Also entering the fray is fresh faced but medically trained start-up NYE with ‘NHS compliant’ secure video and audio consultation solutions. They can be used from intensive therapy units to dermatology departments and GP surgeries. In common with many of the co-innovation and ideation sessions we have with both start-ups and incumbent providers, NYE’s idea arose from a three-day intensive brainstorming exercise.
The Rory Cellan-Jones article concluded that the ‘disruptor has been disrupted’ but in my view that’s far from the end of the story. My colleague Bill Hodson has been writing about the Cambridge Consultants response to COVID-19. The implications for wellness in general and the opportunities for telemedicine specifically are an important part of the mix. While industries like telecom, media and logistics have adopted digital services widely, medicine remains ripe for opportunity. Jaquie Finn, our head of digital health set out many of the digital transformation opportunities across the care pathway in her recent vlog.
Digital health immaturity
The market opportunity is huge and there is much for everyone to play for. Babylon, AccuRx and NYE could all be described to some extent as start-ups. But Babylon is quite advanced and has multi-national operations, while NYE is a brand-new business. Market breadth here and the immaturity of digital health means that there is plenty of space, plenty of parallel competitions for each of them to win. AccuRx has very much gone for the consultation with GPs whereas NYE has chosen to look at more specialised hospital consultations.
Babylon’s relative greater maturity also means they are clearer about their service model and monetisation. But other providers in the market, such as Current Health, have a more sophisticated play using AI and an even more accurate patient monitoring system than Babylon. AccuRx and NYE are both operating as pre-revenue services backed by investors. We don’t know what their long-term play is. It might be the case with all three that the goal is not subscription revenue but the very much more lucrative long-term value from the rich health data they are collecting. Babylon has the magic here, with the gold dust combination of both big data and AI/ML (artificial intelligence/machine learning).

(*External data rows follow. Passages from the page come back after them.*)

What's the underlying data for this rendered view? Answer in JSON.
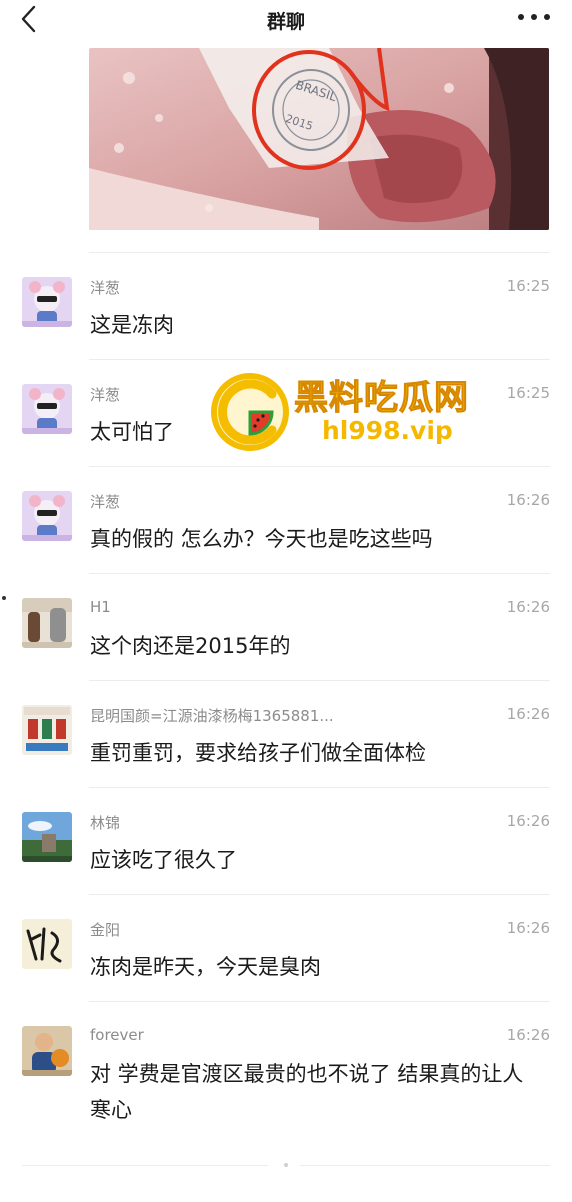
{
  "header": {
    "title": "群聊",
    "back_icon": "chevron-left-icon",
    "more_icon": "more-dots-icon"
  },
  "photo": {
    "stamp_text_1": "BRASIL",
    "stamp_text_2": "2015"
  },
  "watermark": {
    "title": "黑料吃瓜网",
    "url": "hl998.vip"
  },
  "messages": [
    {
      "nick": "洋葱",
      "time": "16:25",
      "text": "这是冻肉"
    },
    {
      "nick": "洋葱",
      "time": "16:25",
      "text": "太可怕了"
    },
    {
      "nick": "洋葱",
      "time": "16:26",
      "text": "真的假的  怎么办？今天也是吃这些吗"
    },
    {
      "nick": "H1",
      "time": "16:26",
      "text": "这个肉还是2015年的"
    },
    {
      "nick": "昆明国颜=江源油漆杨梅1365881...",
      "time": "16:26",
      "text": "重罚重罚，要求给孩子们做全面体检"
    },
    {
      "nick": "林锦",
      "time": "16:26",
      "text": "应该吃了很久了"
    },
    {
      "nick": "金阳",
      "time": "16:26",
      "text": "冻肉是昨天，今天是臭肉"
    },
    {
      "nick": "forever",
      "time": "16:26",
      "text": "对  学费是官渡区最贵的也不说了  结果真的让人寒心"
    }
  ]
}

Putting the race for commercial advantage aside, concern remains in the digital health space about digital platforms amassing our private health data. In the United States, three new FDA reimbursement codes for remote monitoring as part of telemedicine have helped push telemedicine to new levels of adoption. Is the UK and Europe as advanced as the FDA in their thinking on this? Even with urgency sparked by the current global crisis, we might expect a cautious and interventionist approach.
There was one final aspect of the BBC article that struck me – the fact that Babylon is ‘taking advantage of the government's job retention scheme to furlough 5% of its 2,000-strong workforce’. Am I being naïve to ask why such a digital services provider, with so much opportunity and competition is taking such a step? Is this not a time to be taking bold investment move and thinking more of expansion?
Well maybe it’s tied up with the fact that even digital service providers have high fixed costs such as office space. And that reminds us that there is always a digital/physical bridge in running any digital service. Fine tuning the performance of a digital business needs skills in both and is something we can advise on.
To sum up, economies of scale will mean that certain players will dominate markets – but there are many niches to be found, either defined by business model, area of medicine or in the relationship to the medical practitioner. It’s a fascinating and challenging area, so please drop me a line if there’s any aspect you’d like to discuss in more detail. In my book, when you combine business strategy with technology innovation, a competitive edge can always be found.